[Data excerpts — start]

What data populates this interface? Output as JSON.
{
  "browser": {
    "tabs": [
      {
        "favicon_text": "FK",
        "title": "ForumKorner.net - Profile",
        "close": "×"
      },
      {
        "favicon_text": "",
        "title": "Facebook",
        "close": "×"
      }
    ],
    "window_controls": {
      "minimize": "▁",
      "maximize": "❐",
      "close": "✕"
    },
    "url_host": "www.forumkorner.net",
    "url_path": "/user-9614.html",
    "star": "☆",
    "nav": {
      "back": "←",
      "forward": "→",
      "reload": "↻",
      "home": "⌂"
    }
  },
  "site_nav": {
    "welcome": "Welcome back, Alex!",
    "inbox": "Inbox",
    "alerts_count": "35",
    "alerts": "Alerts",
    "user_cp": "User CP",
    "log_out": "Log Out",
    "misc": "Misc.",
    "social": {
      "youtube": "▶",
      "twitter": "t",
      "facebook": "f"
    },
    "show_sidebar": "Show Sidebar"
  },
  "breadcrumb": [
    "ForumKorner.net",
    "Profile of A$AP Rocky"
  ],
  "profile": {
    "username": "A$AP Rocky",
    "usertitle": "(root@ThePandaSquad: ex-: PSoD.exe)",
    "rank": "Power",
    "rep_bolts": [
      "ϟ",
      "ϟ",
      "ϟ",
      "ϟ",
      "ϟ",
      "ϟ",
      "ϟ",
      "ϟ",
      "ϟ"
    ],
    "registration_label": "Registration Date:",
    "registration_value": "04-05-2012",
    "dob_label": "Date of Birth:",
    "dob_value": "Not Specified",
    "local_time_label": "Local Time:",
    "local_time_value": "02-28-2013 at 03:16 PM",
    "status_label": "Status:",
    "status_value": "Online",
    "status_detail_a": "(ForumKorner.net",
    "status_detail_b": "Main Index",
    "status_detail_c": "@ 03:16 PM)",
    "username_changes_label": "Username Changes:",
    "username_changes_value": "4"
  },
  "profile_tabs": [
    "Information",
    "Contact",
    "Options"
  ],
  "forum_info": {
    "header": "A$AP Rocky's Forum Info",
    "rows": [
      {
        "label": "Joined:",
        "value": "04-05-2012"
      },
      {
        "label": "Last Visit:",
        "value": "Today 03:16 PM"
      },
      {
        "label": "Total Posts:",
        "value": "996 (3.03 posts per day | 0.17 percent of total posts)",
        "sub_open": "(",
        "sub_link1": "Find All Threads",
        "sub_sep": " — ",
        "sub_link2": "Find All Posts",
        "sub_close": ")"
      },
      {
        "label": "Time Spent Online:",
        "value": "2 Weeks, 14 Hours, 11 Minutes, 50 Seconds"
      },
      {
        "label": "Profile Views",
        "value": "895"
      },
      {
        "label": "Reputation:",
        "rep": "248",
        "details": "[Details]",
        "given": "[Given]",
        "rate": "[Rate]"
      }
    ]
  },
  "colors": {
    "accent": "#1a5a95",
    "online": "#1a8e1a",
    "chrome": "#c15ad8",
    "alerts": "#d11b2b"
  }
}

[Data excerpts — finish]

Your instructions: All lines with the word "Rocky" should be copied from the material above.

Solution for this exercise:
    "Profile of A$AP Rocky"
    "username": "A$AP Rocky",
    "header": "A$AP Rocky's Forum Info",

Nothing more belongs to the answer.